I've been subsribed to bug #723487 (https://bugzilla.mozilla.org/show_bug.cgi?id=723487) for a year and a half, and I identified a problem in the way mozilla's site delivers the linux version of firefox almost a year and a half ago, but for reasons unknown to me, no one bothered to address this problem.
Other, properly built web sites that deliver binary software packages for linux, can successfully recognise if the user downloading firefox is using a 32bit or 64bit Linux distribution, and offer the appropriate version. Try www.libreoffice.org if you think that my claims are false.
But this somehow doesn't work with mozillas website, the website recognizes that the user's operating system is Linux, but doesn't try to figure out if it's a 32bit or 64bit linux, so the users end up with 32bit builds of firefox by default, which then don't work on their 64bit sytems.

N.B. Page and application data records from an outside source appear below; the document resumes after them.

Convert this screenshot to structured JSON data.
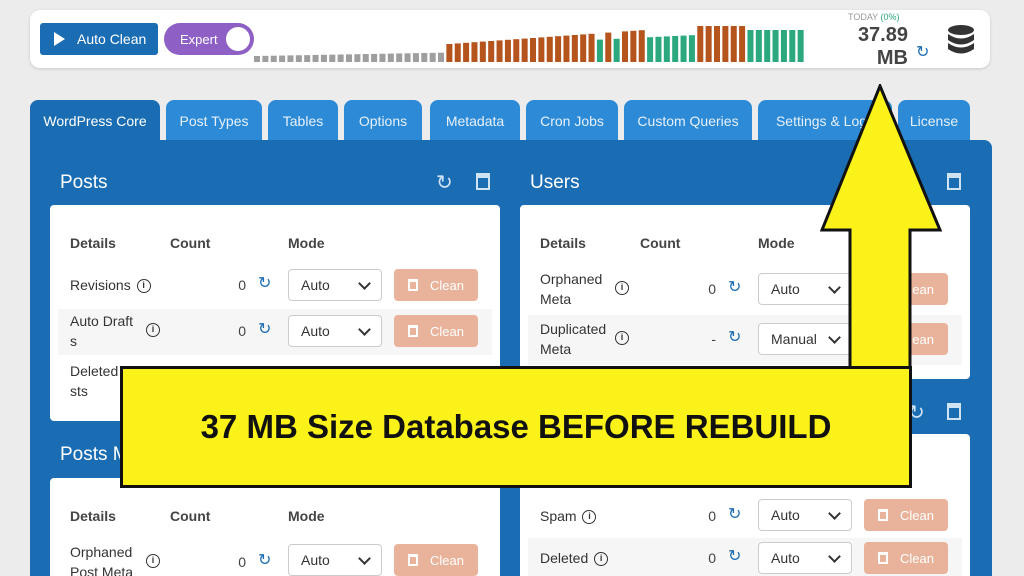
{
  "topbar": {
    "auto_clean_label": "Auto Clean",
    "expert_label": "Expert",
    "today_label": "TODAY",
    "today_pct": "(0%)",
    "size_value": "37.89",
    "size_unit": "MB",
    "bar_chart": {
      "colors": {
        "gray": "#9e9e9e",
        "brown": "#b5541c",
        "green": "#2ca87f"
      },
      "pattern": [
        "gray",
        "gray",
        "gray",
        "gray",
        "gray",
        "gray",
        "gray",
        "gray",
        "gray",
        "gray",
        "gray",
        "gray",
        "gray",
        "gray",
        "gray",
        "gray",
        "gray",
        "gray",
        "gray",
        "gray",
        "gray",
        "gray",
        "gray",
        "brown",
        "brown",
        "brown",
        "brown",
        "brown",
        "brown",
        "brown",
        "brown",
        "brown",
        "brown",
        "brown",
        "brown",
        "brown",
        "brown",
        "brown",
        "brown",
        "brown",
        "brown",
        "green",
        "brown",
        "green",
        "brown",
        "brown",
        "brown",
        "green",
        "green",
        "green",
        "green",
        "green",
        "green",
        "brown",
        "brown",
        "brown",
        "brown",
        "brown",
        "brown",
        "green",
        "green",
        "green",
        "green",
        "green",
        "green",
        "green"
      ]
    }
  },
  "tabs": [
    "WordPress Core",
    "Post Types",
    "Tables",
    "Options",
    "Metadata",
    "Cron Jobs",
    "Custom Queries",
    "Settings & Logs",
    "License"
  ],
  "posts": {
    "title": "Posts",
    "headers": {
      "details": "Details",
      "count": "Count",
      "mode": "Mode"
    },
    "rows": [
      {
        "label": "Revisions",
        "count": "0",
        "mode": "Auto",
        "action": "Clean"
      },
      {
        "label": "Auto Draft",
        "label2": "s",
        "count": "0",
        "mode": "Auto",
        "action": "Clean"
      },
      {
        "label": "Deleted",
        "label2": "sts"
      }
    ]
  },
  "users": {
    "title": "Users",
    "headers": {
      "details": "Details",
      "count": "Count",
      "mode": "Mode"
    },
    "rows": [
      {
        "label": "Orphaned",
        "label2": "Meta",
        "count": "0",
        "mode": "Auto",
        "action": "Clean"
      },
      {
        "label": "Duplicated",
        "label2": "Meta",
        "count": "-",
        "mode": "Manual",
        "action": "Clean"
      }
    ]
  },
  "posts_meta": {
    "title": "Posts M",
    "headers": {
      "details": "Details",
      "count": "Count",
      "mode": "Mode"
    },
    "rows": [
      {
        "label": "Orphaned",
        "label2": "Post Meta",
        "count": "0",
        "mode": "Auto",
        "action": "Clean"
      }
    ]
  },
  "comments": {
    "rows": [
      {
        "label": "Spam",
        "count": "0",
        "mode": "Auto",
        "action": "Clean"
      },
      {
        "label": "Deleted",
        "count": "0",
        "mode": "Auto",
        "action": "Clean"
      }
    ]
  },
  "overlay": {
    "banner_text": "37 MB Size Database BEFORE REBUILD"
  }
}
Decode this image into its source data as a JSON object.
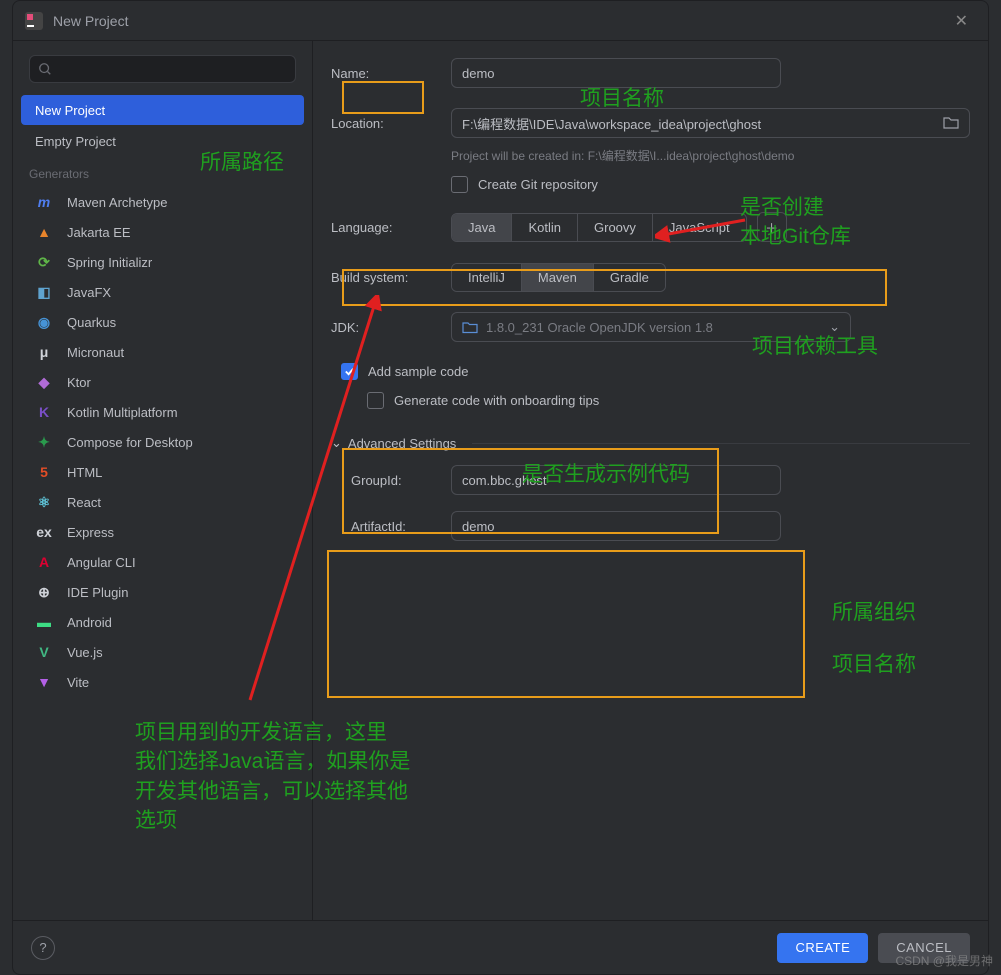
{
  "window": {
    "title": "New Project"
  },
  "sidebar": {
    "search_placeholder": "",
    "items": [
      {
        "label": "New Project",
        "selected": true
      },
      {
        "label": "Empty Project",
        "selected": false
      }
    ],
    "generators_label": "Generators",
    "generators": [
      {
        "label": "Maven Archetype",
        "icon": "m",
        "color": "#4f7ef0",
        "italic": true
      },
      {
        "label": "Jakarta EE",
        "icon": "▲",
        "color": "#e8842b"
      },
      {
        "label": "Spring Initializr",
        "icon": "⟳",
        "color": "#5fb548"
      },
      {
        "label": "JavaFX",
        "icon": "◧",
        "color": "#5fa3cf"
      },
      {
        "label": "Quarkus",
        "icon": "◉",
        "color": "#4693d6"
      },
      {
        "label": "Micronaut",
        "icon": "μ",
        "color": "#cfd2d8"
      },
      {
        "label": "Ktor",
        "icon": "◆",
        "color": "#b06bd6"
      },
      {
        "label": "Kotlin Multiplatform",
        "icon": "K",
        "color": "#7a4fc7"
      },
      {
        "label": "Compose for Desktop",
        "icon": "✦",
        "color": "#2a9a4d"
      },
      {
        "label": "HTML",
        "icon": "5",
        "color": "#e44d26"
      },
      {
        "label": "React",
        "icon": "⚛",
        "color": "#5fc4d8"
      },
      {
        "label": "Express",
        "icon": "ex",
        "color": "#cfd2d8"
      },
      {
        "label": "Angular CLI",
        "icon": "A",
        "color": "#dd0031"
      },
      {
        "label": "IDE Plugin",
        "icon": "⊕",
        "color": "#cfd2d8"
      },
      {
        "label": "Android",
        "icon": "▬",
        "color": "#3ddc84"
      },
      {
        "label": "Vue.js",
        "icon": "V",
        "color": "#41b883"
      },
      {
        "label": "Vite",
        "icon": "▼",
        "color": "#b460e6"
      }
    ]
  },
  "form": {
    "name_label": "Name:",
    "name_value": "demo",
    "location_label": "Location:",
    "location_value": "F:\\编程数据\\IDE\\Java\\workspace_idea\\project\\ghost",
    "created_in_hint": "Project will be created in: F:\\编程数据\\I...idea\\project\\ghost\\demo",
    "git_label": "Create Git repository",
    "language_label": "Language:",
    "languages": [
      "Java",
      "Kotlin",
      "Groovy",
      "JavaScript"
    ],
    "language_selected": "Java",
    "build_label": "Build system:",
    "build_systems": [
      "IntelliJ",
      "Maven",
      "Gradle"
    ],
    "build_selected": "Maven",
    "jdk_label": "JDK:",
    "jdk_value": "1.8.0_231 Oracle OpenJDK version 1.8",
    "sample_label": "Add sample code",
    "onboarding_label": "Generate code with onboarding tips",
    "advanced_label": "Advanced Settings",
    "groupid_label": "GroupId:",
    "groupid_value": "com.bbc.ghost",
    "artifactid_label": "ArtifactId:",
    "artifactid_value": "demo"
  },
  "buttons": {
    "create": "CREATE",
    "cancel": "CANCEL",
    "help": "?"
  },
  "annotations": {
    "name": "项目名称",
    "location": "所属路径",
    "git": "是否创建\n本地Git仓库",
    "build": "项目依赖工具",
    "sample": "是否生成示例代码",
    "group_org": "所属组织",
    "artifact_name": "项目名称",
    "lang_note": "项目用到的开发语言，这里\n我们选择Java语言，如果你是\n开发其他语言，可以选择其他\n选项"
  },
  "watermark": "CSDN @我是男神"
}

The problem is even more intensified due to the rather stupid naming convention used by mozilla - both the 32 and the 64 bit versions are simply named identicaly - for instance firefox-29.0b6.tar.bz2 for the 29 beta 6 version. Other sane software producers (libreoffice, nvidia, qt-project) names their binary packages with different names (eg. the "x86" string is used for the 32bit version, "x64" for the 64bit version) so that the users don't end up trying to use (unsucsesfully; getting a cryptic error message) the wrong version. But in mozilla's case we end up with a lot of confused users filing bug reports, like the bug I mentioned above.
So to rephrase my question - is someone willing to do something about this (the QA Mentor who commented in bug #723487 has so far proven to be completely useless)?